INSTRUCTIONS FOR THE TASK:
Having found the line that contains "What data populates", please retype only it and every line after it up to the end of the entries, exactly as written.

Data records for software interfaces:
+ + + + +
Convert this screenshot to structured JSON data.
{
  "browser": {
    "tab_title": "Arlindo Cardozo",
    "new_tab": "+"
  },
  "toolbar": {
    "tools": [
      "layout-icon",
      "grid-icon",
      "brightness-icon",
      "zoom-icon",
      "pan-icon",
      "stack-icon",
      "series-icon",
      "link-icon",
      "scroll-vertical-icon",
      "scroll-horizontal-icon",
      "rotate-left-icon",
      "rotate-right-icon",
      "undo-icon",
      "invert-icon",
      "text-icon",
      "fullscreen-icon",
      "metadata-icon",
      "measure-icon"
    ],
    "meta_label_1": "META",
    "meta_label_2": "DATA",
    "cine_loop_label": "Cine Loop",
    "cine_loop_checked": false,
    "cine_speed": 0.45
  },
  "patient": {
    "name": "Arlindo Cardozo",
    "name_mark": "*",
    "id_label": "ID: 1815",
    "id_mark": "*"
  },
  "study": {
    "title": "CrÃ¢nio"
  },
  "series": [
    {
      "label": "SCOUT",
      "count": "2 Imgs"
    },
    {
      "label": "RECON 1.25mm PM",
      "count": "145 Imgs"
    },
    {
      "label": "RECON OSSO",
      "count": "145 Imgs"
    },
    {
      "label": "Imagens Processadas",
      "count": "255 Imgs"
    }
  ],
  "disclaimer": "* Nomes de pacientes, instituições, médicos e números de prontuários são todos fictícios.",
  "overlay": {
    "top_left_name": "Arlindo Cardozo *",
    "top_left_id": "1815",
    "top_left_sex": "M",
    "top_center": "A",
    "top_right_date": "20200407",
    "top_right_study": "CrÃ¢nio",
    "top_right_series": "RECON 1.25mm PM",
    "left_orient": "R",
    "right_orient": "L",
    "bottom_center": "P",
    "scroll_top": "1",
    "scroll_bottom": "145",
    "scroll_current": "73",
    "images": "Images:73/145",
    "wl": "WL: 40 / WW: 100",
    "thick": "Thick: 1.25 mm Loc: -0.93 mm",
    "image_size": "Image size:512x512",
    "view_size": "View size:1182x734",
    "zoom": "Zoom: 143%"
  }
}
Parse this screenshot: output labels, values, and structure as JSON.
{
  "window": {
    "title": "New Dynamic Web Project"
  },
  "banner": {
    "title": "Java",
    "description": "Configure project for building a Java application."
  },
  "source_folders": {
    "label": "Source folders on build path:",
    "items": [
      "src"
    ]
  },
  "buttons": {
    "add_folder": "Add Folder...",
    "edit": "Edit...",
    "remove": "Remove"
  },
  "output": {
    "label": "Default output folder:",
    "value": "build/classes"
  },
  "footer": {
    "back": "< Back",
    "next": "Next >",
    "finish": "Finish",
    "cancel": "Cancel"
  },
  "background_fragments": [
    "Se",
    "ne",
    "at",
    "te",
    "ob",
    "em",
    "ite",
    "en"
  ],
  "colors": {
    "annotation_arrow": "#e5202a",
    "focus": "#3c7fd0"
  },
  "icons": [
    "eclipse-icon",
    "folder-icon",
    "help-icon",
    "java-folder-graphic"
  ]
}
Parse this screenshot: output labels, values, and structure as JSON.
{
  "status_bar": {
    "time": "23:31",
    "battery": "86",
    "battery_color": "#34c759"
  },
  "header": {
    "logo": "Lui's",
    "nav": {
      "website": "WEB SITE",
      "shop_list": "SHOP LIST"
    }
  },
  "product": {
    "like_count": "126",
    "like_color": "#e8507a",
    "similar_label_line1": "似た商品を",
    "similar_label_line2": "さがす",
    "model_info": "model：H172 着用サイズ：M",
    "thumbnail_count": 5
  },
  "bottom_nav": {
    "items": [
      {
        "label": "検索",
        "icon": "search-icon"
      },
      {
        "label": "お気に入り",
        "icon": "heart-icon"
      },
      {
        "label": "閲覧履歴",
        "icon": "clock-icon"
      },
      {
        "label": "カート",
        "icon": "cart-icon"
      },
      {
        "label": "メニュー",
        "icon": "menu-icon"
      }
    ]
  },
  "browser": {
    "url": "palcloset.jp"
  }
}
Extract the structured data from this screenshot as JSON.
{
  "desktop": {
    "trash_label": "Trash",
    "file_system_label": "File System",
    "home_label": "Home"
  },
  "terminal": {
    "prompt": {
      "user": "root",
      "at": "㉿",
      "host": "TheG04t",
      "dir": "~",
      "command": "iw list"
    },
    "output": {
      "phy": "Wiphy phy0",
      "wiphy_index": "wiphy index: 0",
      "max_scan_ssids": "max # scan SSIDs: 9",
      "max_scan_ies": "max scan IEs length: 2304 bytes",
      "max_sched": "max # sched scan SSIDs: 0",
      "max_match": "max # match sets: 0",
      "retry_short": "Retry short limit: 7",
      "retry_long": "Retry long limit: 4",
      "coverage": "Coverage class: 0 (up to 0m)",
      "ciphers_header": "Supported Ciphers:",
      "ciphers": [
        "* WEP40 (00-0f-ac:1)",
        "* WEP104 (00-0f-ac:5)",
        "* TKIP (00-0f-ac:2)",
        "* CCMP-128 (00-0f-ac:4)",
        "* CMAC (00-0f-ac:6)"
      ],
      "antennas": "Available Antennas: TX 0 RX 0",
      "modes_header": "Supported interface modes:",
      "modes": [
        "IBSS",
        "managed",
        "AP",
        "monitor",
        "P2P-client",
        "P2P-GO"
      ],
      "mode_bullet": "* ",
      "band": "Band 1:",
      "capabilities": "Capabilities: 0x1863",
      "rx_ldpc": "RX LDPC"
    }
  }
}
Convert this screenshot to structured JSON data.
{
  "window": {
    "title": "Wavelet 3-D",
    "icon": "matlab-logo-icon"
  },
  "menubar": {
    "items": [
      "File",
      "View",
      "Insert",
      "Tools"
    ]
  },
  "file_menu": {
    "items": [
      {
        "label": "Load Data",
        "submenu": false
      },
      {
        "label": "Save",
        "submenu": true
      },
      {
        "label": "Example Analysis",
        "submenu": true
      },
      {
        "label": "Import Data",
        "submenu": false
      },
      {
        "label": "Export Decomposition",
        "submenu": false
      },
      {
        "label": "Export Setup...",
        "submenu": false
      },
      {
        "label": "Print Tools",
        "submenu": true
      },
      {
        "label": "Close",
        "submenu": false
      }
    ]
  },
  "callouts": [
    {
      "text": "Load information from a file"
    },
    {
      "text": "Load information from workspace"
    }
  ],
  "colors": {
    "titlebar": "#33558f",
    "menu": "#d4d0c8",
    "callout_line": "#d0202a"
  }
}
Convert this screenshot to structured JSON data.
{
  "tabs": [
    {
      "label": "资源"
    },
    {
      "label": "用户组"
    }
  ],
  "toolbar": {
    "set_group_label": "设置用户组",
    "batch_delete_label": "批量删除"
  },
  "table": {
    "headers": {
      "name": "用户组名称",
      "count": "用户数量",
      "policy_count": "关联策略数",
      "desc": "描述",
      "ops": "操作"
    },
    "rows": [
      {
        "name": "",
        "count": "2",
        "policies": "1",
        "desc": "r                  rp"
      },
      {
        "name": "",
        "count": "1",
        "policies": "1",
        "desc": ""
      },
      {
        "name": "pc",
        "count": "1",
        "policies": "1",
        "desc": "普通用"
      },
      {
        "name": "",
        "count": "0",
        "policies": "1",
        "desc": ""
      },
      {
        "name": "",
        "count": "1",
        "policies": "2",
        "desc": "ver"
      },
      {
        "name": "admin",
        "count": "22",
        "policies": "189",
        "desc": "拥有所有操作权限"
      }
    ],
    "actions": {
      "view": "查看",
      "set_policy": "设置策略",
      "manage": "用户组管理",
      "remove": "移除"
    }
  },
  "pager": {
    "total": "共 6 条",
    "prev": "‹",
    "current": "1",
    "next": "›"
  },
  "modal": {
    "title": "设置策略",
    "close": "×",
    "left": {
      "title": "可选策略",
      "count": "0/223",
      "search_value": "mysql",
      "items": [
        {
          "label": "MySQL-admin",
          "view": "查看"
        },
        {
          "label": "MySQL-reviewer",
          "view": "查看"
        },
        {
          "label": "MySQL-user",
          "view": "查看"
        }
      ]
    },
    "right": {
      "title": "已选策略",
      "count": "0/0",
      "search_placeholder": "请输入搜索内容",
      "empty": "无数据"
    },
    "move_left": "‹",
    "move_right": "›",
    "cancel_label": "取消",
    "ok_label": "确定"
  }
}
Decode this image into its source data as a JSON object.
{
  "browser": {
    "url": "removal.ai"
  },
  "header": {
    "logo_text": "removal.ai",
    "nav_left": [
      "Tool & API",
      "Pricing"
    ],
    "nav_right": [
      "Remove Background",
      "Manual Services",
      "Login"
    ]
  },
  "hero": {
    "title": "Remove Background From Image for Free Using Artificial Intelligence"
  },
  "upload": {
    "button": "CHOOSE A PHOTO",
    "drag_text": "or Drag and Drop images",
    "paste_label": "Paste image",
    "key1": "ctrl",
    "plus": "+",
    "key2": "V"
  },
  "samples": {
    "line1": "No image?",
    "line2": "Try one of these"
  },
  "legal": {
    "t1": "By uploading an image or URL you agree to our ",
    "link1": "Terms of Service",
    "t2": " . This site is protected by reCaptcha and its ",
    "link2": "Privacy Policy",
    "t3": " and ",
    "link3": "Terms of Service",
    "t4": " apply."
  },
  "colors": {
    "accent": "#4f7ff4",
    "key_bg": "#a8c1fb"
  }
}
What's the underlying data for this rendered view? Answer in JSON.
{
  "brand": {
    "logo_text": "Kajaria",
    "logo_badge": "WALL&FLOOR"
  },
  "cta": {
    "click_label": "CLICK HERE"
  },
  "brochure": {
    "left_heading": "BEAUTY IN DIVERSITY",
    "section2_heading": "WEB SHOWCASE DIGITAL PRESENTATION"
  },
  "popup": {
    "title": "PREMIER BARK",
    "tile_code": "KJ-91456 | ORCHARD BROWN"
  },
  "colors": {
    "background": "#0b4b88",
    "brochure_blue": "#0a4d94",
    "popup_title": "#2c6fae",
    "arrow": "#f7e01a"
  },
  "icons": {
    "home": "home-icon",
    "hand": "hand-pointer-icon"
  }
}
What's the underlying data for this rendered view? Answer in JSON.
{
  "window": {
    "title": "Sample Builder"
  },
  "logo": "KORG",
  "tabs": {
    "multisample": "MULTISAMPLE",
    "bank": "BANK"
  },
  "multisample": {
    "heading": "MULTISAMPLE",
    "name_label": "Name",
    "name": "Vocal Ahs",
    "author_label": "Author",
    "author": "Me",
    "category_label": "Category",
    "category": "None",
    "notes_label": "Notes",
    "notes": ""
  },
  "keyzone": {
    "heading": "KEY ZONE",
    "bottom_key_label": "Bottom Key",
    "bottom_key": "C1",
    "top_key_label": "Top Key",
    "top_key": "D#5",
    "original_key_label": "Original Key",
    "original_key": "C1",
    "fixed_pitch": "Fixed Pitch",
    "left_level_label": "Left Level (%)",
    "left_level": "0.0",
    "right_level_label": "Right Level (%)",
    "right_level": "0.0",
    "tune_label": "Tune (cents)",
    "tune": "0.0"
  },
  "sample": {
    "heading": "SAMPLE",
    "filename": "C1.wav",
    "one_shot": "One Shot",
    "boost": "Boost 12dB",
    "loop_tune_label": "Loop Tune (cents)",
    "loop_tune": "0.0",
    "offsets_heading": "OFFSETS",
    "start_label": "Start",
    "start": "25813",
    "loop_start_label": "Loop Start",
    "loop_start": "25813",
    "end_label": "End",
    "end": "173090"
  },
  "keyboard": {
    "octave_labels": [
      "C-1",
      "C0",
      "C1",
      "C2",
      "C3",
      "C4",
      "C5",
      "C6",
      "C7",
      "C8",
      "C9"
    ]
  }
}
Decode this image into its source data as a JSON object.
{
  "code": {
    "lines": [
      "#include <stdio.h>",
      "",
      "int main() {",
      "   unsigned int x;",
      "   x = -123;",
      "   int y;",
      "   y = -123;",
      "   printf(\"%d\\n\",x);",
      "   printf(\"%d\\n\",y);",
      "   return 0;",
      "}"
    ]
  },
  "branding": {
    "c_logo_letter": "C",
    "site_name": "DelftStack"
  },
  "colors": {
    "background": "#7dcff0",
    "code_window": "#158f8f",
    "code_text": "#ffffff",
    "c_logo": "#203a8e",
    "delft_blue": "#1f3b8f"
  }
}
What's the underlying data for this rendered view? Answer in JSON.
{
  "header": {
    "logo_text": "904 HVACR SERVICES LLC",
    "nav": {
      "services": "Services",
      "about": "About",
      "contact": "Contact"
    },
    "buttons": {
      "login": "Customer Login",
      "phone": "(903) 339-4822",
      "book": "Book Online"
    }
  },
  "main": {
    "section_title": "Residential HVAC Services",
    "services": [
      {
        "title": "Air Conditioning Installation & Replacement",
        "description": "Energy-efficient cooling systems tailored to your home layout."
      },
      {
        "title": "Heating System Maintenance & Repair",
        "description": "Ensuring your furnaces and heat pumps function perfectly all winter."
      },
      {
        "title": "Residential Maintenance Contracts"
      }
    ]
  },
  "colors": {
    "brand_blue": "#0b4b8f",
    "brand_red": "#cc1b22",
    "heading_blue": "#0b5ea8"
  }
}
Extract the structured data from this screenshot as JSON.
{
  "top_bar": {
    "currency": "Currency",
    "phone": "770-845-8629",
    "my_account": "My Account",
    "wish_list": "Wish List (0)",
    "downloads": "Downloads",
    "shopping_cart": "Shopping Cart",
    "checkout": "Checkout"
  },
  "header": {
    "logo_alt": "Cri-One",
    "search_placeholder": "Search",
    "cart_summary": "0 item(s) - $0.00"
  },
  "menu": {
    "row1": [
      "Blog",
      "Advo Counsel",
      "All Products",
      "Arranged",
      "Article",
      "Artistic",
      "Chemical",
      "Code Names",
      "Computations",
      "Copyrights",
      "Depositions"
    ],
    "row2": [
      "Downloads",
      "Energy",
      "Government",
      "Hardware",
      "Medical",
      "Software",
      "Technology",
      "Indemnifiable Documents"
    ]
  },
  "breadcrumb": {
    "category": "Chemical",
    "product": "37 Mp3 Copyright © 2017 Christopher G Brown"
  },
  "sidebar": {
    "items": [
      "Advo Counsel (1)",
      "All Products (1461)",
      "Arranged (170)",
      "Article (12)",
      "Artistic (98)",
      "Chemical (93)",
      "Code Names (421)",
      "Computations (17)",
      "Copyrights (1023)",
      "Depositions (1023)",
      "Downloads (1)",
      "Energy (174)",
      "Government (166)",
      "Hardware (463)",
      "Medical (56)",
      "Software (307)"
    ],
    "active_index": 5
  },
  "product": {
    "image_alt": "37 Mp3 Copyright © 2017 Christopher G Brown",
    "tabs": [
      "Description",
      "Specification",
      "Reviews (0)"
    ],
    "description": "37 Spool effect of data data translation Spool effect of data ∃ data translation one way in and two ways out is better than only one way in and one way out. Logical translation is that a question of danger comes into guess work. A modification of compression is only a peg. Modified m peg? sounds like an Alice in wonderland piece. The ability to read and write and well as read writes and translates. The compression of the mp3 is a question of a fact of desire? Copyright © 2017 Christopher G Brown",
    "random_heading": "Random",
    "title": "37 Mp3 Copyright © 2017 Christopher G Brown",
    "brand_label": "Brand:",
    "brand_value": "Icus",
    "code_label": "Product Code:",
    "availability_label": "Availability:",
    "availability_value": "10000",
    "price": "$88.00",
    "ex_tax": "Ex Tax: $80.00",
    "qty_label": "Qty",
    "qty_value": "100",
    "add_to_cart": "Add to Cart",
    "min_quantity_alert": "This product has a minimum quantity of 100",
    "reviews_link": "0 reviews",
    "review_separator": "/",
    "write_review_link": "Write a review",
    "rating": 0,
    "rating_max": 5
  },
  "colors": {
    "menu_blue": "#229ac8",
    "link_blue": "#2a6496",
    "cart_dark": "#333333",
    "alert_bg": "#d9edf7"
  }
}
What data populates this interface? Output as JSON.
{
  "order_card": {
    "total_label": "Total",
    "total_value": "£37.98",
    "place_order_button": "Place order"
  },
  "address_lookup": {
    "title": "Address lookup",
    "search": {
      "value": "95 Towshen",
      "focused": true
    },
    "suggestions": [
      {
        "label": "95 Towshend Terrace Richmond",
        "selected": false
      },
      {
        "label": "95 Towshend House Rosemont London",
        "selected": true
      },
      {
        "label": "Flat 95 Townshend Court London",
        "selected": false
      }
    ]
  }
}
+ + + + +
OUTPUT OF THE TASK:
What data populates this interface? Output as JSON.
{
  "order_card": {
    "total_label": "Total",
    "total_value": "£37.98",
    "place_order_button": "Place order"
  },
  "address_lookup": {
    "title": "Address lookup",
    "search": {
      "value": "95 Towshen",
      "focused": true
    },
    "suggestions": [
      {
        "label": "95 Towshend Terrace Richmond",
        "selected": false
      },
      {
        "label": "95 Towshend House Rosemont London",
        "selected": true
      },
      {
        "label": "Flat 95 Townshend Court London",
        "selected": false
      }
    ]
  }
}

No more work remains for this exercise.